“I have seen some pricing models where maybe there’s a very low admin fee, but then there’ll be a lot of other services that are no longer included or are charged separately,” Nack said.
Understanding Fees, Pharmacy Networks and Rebates
Once a workers’ comp payer understands how the PBMs they’re evaluating define cost, they’ll need to continue gathering more information to accurately compare PBMs with AWP or cost-plus pricing models. In-network versus out-of-network costs, generic utilization rates, rebates and services provided can all affect the cost and savings opportunities of a particular PBM.
Let’s look at in- versus out-of-network costs, for example. If a workers’ comp payer has a high number of transactions at pharmacies that are out of their PBM network, they might end up paying more, as out-of-network scripts get reduced to a state fee schedule or usual and customary rate. So while there may be a low administrative fee on in-network rates, that alone does not show a complete picture. Out-of-network scripts are likely to come with a higher price tag, pushing up total costs.
“If you’re focusing only on the price for in-network transactions and, say, only 75% of the transactions are in-network, then you are not fully evaluating the cost of your program,” Nack said.
Generic utilization rates also affect whether or not an AWP or cost-plus pricing model is best.

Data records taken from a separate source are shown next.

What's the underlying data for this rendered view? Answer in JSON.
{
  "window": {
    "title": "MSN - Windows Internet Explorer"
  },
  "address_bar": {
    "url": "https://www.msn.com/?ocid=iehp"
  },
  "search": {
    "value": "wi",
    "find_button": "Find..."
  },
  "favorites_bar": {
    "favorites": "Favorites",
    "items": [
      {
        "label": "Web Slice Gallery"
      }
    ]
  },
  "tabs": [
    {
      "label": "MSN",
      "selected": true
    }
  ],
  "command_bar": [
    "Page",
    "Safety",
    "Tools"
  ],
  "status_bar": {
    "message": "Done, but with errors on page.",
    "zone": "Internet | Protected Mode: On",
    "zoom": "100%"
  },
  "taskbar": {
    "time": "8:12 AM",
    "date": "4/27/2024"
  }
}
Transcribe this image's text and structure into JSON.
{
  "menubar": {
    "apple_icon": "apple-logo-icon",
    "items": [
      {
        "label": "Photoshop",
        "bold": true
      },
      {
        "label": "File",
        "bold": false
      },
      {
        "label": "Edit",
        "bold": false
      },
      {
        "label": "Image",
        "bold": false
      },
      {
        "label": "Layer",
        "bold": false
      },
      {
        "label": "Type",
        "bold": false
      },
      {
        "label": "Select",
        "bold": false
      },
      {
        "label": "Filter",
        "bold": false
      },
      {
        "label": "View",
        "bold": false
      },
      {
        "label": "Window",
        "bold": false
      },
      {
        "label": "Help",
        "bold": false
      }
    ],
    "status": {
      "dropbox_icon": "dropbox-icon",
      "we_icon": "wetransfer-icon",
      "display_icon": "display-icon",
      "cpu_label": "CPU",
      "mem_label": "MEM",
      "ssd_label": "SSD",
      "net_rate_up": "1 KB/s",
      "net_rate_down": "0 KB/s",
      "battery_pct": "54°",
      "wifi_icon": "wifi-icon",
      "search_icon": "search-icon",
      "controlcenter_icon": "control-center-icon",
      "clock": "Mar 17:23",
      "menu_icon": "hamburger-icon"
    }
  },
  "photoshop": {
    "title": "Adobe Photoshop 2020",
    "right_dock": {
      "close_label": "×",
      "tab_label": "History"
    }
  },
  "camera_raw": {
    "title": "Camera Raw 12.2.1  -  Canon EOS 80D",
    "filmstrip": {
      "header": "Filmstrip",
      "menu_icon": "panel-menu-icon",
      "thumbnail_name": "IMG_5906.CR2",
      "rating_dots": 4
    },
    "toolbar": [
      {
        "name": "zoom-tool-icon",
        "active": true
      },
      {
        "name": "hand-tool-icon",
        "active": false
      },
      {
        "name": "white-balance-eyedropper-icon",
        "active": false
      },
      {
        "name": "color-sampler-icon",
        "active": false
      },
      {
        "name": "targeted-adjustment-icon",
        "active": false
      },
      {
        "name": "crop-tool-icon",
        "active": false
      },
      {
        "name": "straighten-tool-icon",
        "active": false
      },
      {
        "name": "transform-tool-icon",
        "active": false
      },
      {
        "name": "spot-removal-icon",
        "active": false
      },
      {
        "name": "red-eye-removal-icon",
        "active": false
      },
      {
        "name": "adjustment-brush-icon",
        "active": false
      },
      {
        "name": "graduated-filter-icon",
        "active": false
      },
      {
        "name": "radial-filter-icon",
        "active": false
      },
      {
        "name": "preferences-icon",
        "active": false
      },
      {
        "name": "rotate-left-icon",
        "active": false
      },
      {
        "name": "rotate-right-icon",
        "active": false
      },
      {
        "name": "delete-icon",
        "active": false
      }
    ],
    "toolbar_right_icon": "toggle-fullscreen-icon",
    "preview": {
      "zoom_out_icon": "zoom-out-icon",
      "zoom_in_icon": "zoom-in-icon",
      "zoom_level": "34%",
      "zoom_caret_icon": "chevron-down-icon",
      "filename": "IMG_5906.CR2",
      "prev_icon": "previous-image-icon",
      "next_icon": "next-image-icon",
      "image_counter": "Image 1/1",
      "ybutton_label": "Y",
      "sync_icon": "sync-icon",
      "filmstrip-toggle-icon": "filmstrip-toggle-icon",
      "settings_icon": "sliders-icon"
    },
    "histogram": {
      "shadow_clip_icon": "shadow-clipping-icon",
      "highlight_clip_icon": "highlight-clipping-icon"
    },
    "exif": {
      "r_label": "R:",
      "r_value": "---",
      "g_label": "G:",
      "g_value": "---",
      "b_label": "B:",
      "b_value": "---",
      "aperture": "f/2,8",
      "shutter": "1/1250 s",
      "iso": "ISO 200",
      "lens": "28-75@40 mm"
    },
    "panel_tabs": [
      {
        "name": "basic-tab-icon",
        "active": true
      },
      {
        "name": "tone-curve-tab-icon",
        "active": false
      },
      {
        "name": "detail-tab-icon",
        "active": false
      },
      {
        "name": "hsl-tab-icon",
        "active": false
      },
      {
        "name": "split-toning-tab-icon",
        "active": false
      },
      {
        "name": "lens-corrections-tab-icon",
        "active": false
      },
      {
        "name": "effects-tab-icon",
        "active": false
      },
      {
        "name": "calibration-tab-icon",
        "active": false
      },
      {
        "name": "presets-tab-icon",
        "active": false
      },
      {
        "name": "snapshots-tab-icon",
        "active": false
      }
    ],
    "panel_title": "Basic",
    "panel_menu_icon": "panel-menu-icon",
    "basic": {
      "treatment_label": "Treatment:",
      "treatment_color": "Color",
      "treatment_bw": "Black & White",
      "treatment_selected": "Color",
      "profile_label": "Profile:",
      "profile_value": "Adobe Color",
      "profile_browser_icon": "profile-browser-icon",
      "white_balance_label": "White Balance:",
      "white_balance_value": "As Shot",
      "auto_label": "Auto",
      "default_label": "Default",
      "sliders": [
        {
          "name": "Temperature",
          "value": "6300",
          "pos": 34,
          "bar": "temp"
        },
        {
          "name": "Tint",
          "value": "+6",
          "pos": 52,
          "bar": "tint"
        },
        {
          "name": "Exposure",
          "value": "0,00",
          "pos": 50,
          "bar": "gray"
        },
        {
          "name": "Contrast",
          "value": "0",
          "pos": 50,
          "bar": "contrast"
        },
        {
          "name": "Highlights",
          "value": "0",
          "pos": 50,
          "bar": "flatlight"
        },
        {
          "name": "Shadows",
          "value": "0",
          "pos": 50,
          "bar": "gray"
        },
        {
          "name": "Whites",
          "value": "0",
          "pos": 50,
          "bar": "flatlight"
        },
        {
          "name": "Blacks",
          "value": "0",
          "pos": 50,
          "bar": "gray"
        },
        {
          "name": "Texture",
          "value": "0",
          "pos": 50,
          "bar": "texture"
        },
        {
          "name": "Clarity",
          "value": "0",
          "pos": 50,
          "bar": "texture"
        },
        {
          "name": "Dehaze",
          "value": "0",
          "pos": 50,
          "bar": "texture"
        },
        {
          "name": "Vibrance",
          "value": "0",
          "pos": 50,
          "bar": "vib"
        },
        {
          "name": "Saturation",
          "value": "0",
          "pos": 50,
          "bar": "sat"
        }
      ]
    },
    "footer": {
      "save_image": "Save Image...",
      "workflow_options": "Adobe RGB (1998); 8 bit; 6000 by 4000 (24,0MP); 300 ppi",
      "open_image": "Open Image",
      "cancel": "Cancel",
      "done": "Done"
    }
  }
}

If the program mostly uses low-cost generic drugs, administrative fees might feel like an undue burden. In these cases, an AWP model might actually result in more savings than a cost-plus system.
Nack continued, “For a book of business with a high population of low-cost generic scripts, it is possible a cost-plus solution would actually increase the overall spend. This makes paying attention to how to measure success for your program very important: Do you want to focus at the aggregate level, or do you need to show results at the individual state or employer level?”
Another factor to consider: how the PBM handles rebates. Drug rebates are a tricky subject in workers’ comp, as claims might close before a rebate is processed. For most payers, claims need to be open to receive the rebate credit, so early closure of claims creates problems for the industry in terms of applying them correctly.
PBMs usually proceed by using a rebate aggregator to pass along savings to the client up front, or they set a stable rebate amount for each transaction. Either way, it can affect how much a payer saves by partnering with the program. Most workers’ comp PBMs push high generic utilization rates, so this issue may only affect a few brand-name medications.
“You do get rebates back, but it’s on a small set of brand medications,” Nack explained. “We have very high generic efficiency and generic utilization rates, which means the amount of drugs that could possibly have a rebate is smaller than those available on the group health side.”
Once you’ve gathered all this information, it’s worth asking the PBMs you’re considering to provide both AWP and cost-price models for comparison purposes. That way, you can compare the services and savings opportunities.
“There’s so many different things that can be thrown out there, and at the end of the day, if you don’t fully understand all of these components, it’s going to make it really hard for you to evaluate,” Nack said. “We all should be open to talking about the different price structures, answering questions, and leveling the playing field so you can truly ensure that you’re getting the best program value.” &